I was just on a two week long trip with my family….there were lots of pictures taken 🙂
Some of them I like and some I dislike.
Years into my own recovery and body image journey, I interact with photos I dislike differently than I used to and I wanted to share those boundaries.
It’s almost immediate and compulsive how most of us come to photos of ourselves. The second the phone is in our hands, we are using our fingers to zoom in, making judgements quicker than the millisecond of a frame that photo even captured.
I talk a lot about behavior interruption with clients as a step toward behavior cessation. And before we interrupt behaviors, it’s important that we are aware of our body image behaviors. Specific to photos, some behaviors could be: zooming in, comparing to other photos, body checking, photo editing, posting out due to positive perception, not posting due to negative perception, deleting photos quickly due to negative perception, using bad photos as punishment, ect ect ect. All these behaviors are marked by intense feelings, extreme judgements, unchecked biased, and emotional urgency. There’s a difference between disliking a photo and engaging with the dislike in such a way there are long term psychological consequences. Remember, these behaviors seek to relieve initial distress, but all the while increase body image distress and body dissatisfaction in the long run.
So take a step back. Don’t look at photos immediately after being taken. Before you delete photos, give yourself a week to let the intense, urgent feelings settle. Breathe. Give yourself the time and space.
This is where you can respond to the disliked photo rather than react (reacting = with behaviors). I think it’s normal that in this life we will have several if not hundreds of photos of us that we don’t necessarily like or love. That is okay. That being said, when we don’t rely on photos to showcase our worth or depend on photos to validate our sense of self, the ‘goodness’ of a photo just isn’t as important. To be more clear: a photo is only as important as the function it serves us. If photos are a trigger for you consistently, I’d urge you to examine the why. And if you’re up for it, lay that ‘why’ down. Here’s an example:
Function of photos in my ED : to show off a body that was my project; to receive acceptance and praise from others; to provide me a sense of worthiness, accomplishment, and purpose

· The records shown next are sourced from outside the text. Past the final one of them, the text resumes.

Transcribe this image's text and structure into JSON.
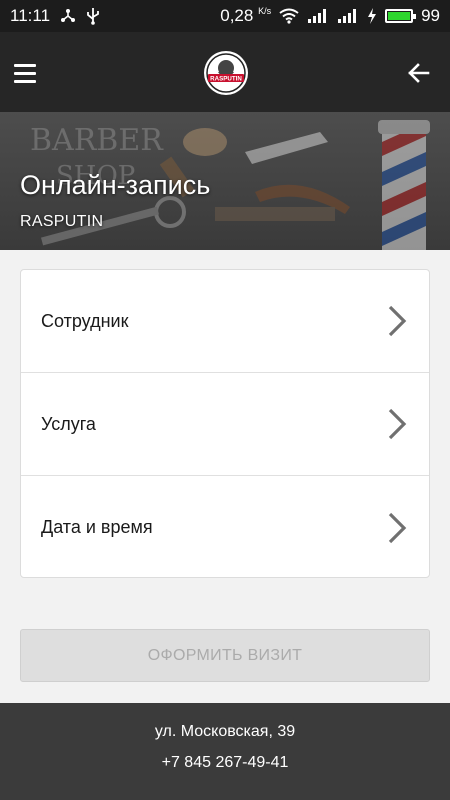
{
  "status_bar": {
    "time": "11:11",
    "speed": "0,28",
    "speed_unit": "K/s",
    "battery_level": "99",
    "battery_fraction": 0.99,
    "battery_color": "#2ed52e"
  },
  "toolbar": {
    "logo_text": "RASPUTIN",
    "menu_icon": "hamburger-menu-icon",
    "back_icon": "arrow-back-icon"
  },
  "hero": {
    "title": "Онлайн-запись",
    "subtitle": "RASPUTIN",
    "art_text_line1": "BARBER",
    "art_text_line2": "SHOP"
  },
  "booking": {
    "items": [
      {
        "label": "Сотрудник"
      },
      {
        "label": "Услуга"
      },
      {
        "label": "Дата и время"
      }
    ],
    "submit_label": "ОФОРМИТЬ ВИЗИТ"
  },
  "footer": {
    "address": "ул. Московская, 39",
    "phone": "+7 845 267-49-41"
  },
  "colors": {
    "toolbar_bg": "#262626",
    "footer_bg": "#3b3b3b",
    "button_disabled_bg": "#dedede",
    "button_disabled_text": "#ababab"
  }
}
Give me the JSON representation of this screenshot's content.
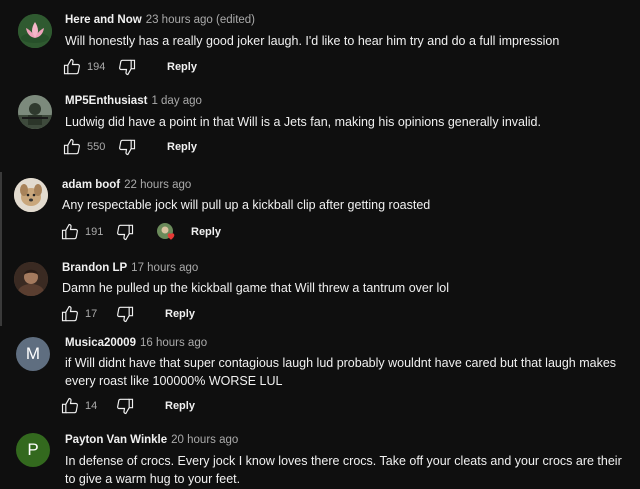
{
  "comments": [
    {
      "author": "Here and Now",
      "meta": "23 hours ago (edited)",
      "lines": [
        "Will honestly has a really good joker laugh. I'd like to hear him try and do a full impression"
      ],
      "likes": "194",
      "reply": "Reply",
      "avatar": {
        "type": "image",
        "icon": "lotus-avatar-icon",
        "color": "#3b6b3a"
      }
    },
    {
      "author": "MP5Enthusiast",
      "meta": "1 day ago",
      "lines": [
        "Ludwig did have a point in that Will is a Jets fan, making his opinions generally invalid."
      ],
      "likes": "550",
      "reply": "Reply",
      "avatar": {
        "type": "image",
        "icon": "soldier-avatar-icon",
        "color": "#4a5a4a"
      }
    },
    {
      "author": "adam boof",
      "meta": "22 hours ago",
      "lines": [
        "Any respectable jock will pull up a kickball clip after getting roasted"
      ],
      "likes": "191",
      "reply": "Reply",
      "avatar": {
        "type": "image",
        "icon": "dog-avatar-icon",
        "color": "#d8cfc0"
      }
    },
    {
      "author": "Brandon LP",
      "meta": "17 hours ago",
      "lines": [
        "Damn he pulled up the kickball game that Will threw a tantrum over lol"
      ],
      "likes": "17",
      "reply": "Reply",
      "avatar": {
        "type": "image",
        "icon": "person-avatar-icon",
        "color": "#6b4a3a"
      }
    },
    {
      "author": "Musica20009",
      "meta": "16 hours ago",
      "lines": [
        "if Will didnt have that super contagious laugh lud probably wouldnt have cared but that laugh makes",
        "every roast like 100000% WORSE LUL"
      ],
      "likes": "14",
      "reply": "Reply",
      "avatar": {
        "type": "letter",
        "letter": "M",
        "color": "#5f6e80"
      }
    },
    {
      "author": "Payton Van Winkle",
      "meta": "20 hours ago",
      "lines": [
        "In defense of crocs. Every jock I know loves there crocs. Take off your cleats and your crocs are their",
        "to give a warm hug to your feet."
      ],
      "likes": "",
      "reply": "",
      "avatar": {
        "type": "letter",
        "letter": "P",
        "color": "#33691e"
      }
    }
  ],
  "colors": {
    "background": "#0f0f0f",
    "text": "#f1f1f1",
    "muted": "#aaaaaa",
    "heart": "#e53935"
  }
}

Function of photos at my healthiest: capturing moments and memories; to document life’s joys (landscapes, relationships, special events); to share my life and connect with others BECAUSE my sense of worthiness and purpose no longer come from how I perceive my body.
“What am I looking for in this photo? And is that affecting my perception?”

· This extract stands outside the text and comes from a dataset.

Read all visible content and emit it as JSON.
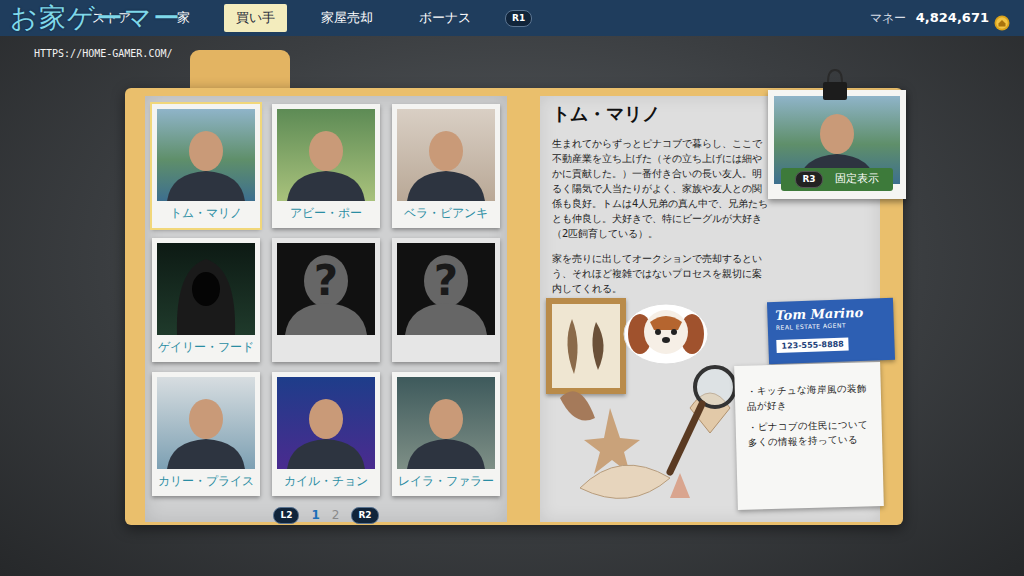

Seriously, like are you looking for your 20 year old body in that picture but see your 30 year old body?? Of course that would feel jolting to your nervous system. Or are you looking for someone curvier, skinnier, happier, cooler, trendier, more poised…. When we stop looking for such an objectified version of ourselves – we find our best version: the most authentic one.
“What have I learned or what systems are in place that make me so judgmental of the fat on my body?”
It couldn’t be “heroin chic,” Disney princesses, Fox news bombshell reporters, incessant diet trends culture that’s every where?????????? Y’all we live in an obnoxiously fat phobic world that worships thinness. You were not born desiring thinness or a perfect body. It may not be in your conscious memory, but there as a time and a place where you didn’t live to change, fix, or ruminate on your body. You just lived. It’s imperative on your body image journey to consider your helpful and harmful beliefs about bodies and challenge them!! Beliefs are learned – which is hopeful news. Because they can be unlearned, challenged and replaced if you chose so.
From there, it’s a beautiful and good practice to normalize seeing your here-and-now body that has fat on it. Your here-and-now body that lives rather than one perfectly posed. Your here-and-now body that has permission to take up space, grow, rest, and play! At the beginning, we talked about taking a step back from seeing a photo you dislike of yourself. And I stand by that. But as you widen your window of tolerance for how you perceive your body, I’d encourage you to linger in a *non judgmental* place to really see your body. Get used to the rolls, the width, the softness, the edges, the curves, the hair, the smile, the wrinkles…… We can actually teach our brains through this process that seeing a photo of ourselves we dislike isn’t a threat (like our brain used to perceive it as). It’s just a body. How countercultural is that? I’m here for it.
Here’s me offering y’all the hope that you could dislike a photo of yourself and at the same time stay regulated, connected, and confident.